I am contemplating nature

to better understand it

Are you familiar with the Lac Blanc resort and all its winter and summer activities? But do you know about the natural sites that make up the beauty and richness of the area, and the landscapes offered by this exceptional but fragile natural environment?

Would you like to know more about the lakes and nature reserves? Follow us, we'll take you there!

The Lac Blanc

Iconic, of course! It's the lake that gives our resort its name. 
A few technical details: formed in the heart of an ancient glacial cirque in the Vosges mountains, it lies at an altitude of 1,055 metres. It covers 29 hectares and is up to 72 metres deep. It is linked to its little brother, the Lac Noir, 100 metres below.
Its waters are closed to boating and swimming due to the turbulent currents and hydroelectric installations. Fishing is permitted, however.

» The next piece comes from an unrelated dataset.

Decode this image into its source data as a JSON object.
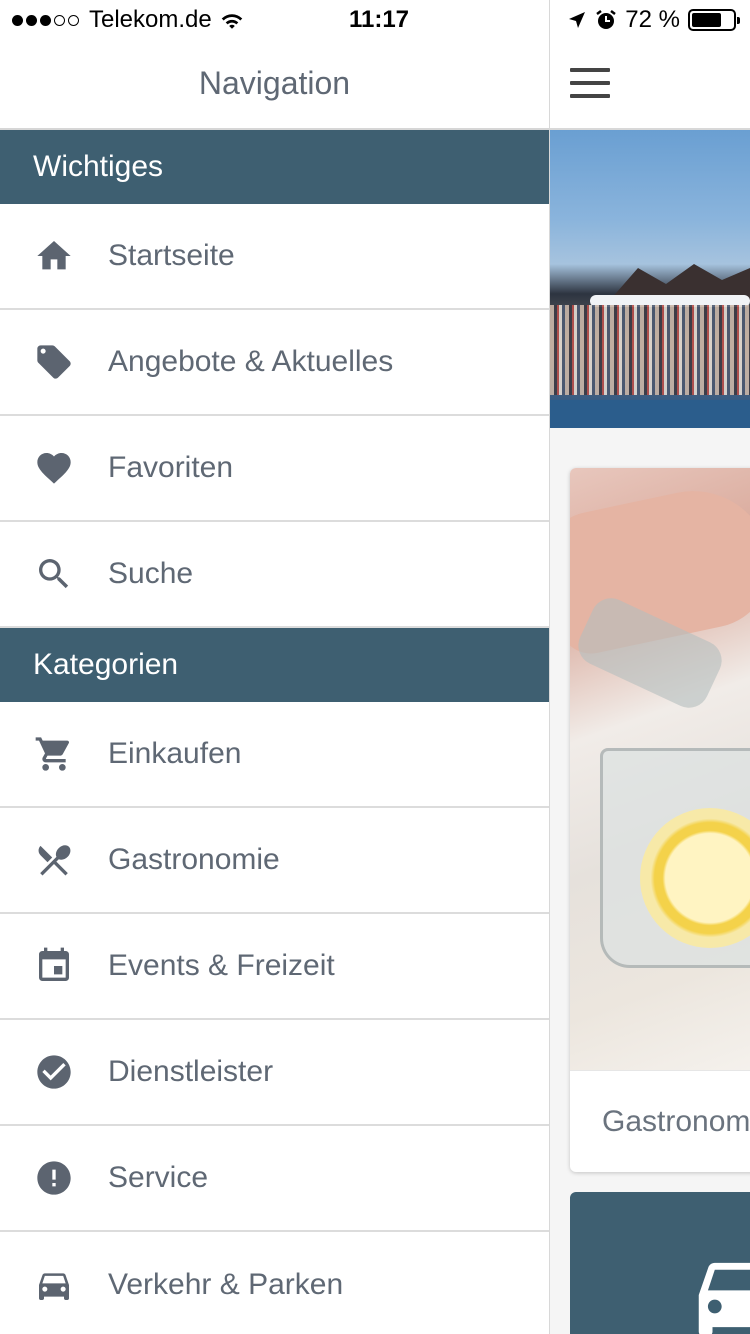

Lac Blanc takes its name from the colour of its waters, given by the crystalline sand that covers its bottom. Nestling in a heart of granite, on whose slopes the chamois like to venture, it is surrounded by a dense forest of fir trees and overlooked by the ridge line covered by thatch.

Numerous hiking trails allow you to admire it from every angle! From the Col du Calvaire or from the Digue car park, there are a number of possibilities: take a look at all our routes, some of which follow the GR5, and make your choice!

How can you talk about Lac Blanc without mentioning the Hans rock? Reaching an altitude of 1,144 metres, it dominates Lac Blanc and has been crowned by a protective Virgin since 1977.
The Hans rock is particularly popular with climbing aficionados: its routes are reserved for experienced climbers or those accompanied by a professional guide.
Along with the Lac Noir, the Lac Blanc is part of the Deux Lacs nature reserve, which is home to many remarkable species that are rare in the Vosges mountains.

The Lac Noir

Linked by a stream to its "big brother" the Lac Blanc, the Lac Noir is also formed in a glacial cirque, beneath the crest of the eastern slope of the Vosges massif at an altitude of 935 metres.
It is also linked to the Lac Blanc via pipes installed to supply a hydroelectric power station, now destroyed, which stood on its north bank.
Swimming and boating are also prohibited for safety reasons.

With a surface area of 14 hectares, it also takes its name from the colour of its waters: the black given by the reflections of the peat that covers a large part of the bottom of the lake.
The lake's outlet, the Noir Rupt, flows through a narrow gorge in the natural dam, giving its name to the hamlet of Noirupt below the Lac Noir.
A hiking trail, easily accessible and signposted by the Club Vosgien, takes you around the Lac Noir in around 45 minutes, via a rocky passage and a bridge over a stream feeding the lake: you can download the trail for free from our website! A longer version of the tour of the Lac Noir also takes 1 hour 45 minutes.
Along with the Lac Blanc, the Lac Noir is at the heart of the Deux Lacs nature reserve.

L'étang du Devin (the Devin Pond)

The pond nestles in a glacial cirque exposed to northerly winds. It forms a natural funnel covering an area of 2 hectares, with a 30-metre-wide opening in the mountain.
The Etang du Devin is in fact a peat bog at the end of its evolution. During the last glaciation of the Vosges massif, a glacier hollowed out this depression, the glacial trough. The lake thus formed was colonised by vegetation typical of wetlands: sphagnum moss, cranberries, drosera, cottongrass, etc. Gradually, as they slowly decomposed, a peat bog formed, at a rate of a few centimetres per century. This peat bog has been called Etang du Devin since at least 1441.
Initially drained for grazing, it was later exploited for its peat and has been a protected area since 1965. It is home to a unique, rare and fragile flora of Nordic relict plants.
The Étang du Devin, like all the peat bogs in the Vosges, is an extremely delicate environment that must be protected. Picking plants is prohibited, as are fires, as the flames can smoulder for a very long time under the peat bog. Stay on the signposted paths to enjoy the scenery and discover this exceptional environment: download the free route description to reach the Etang du Devin from Lapoutroie.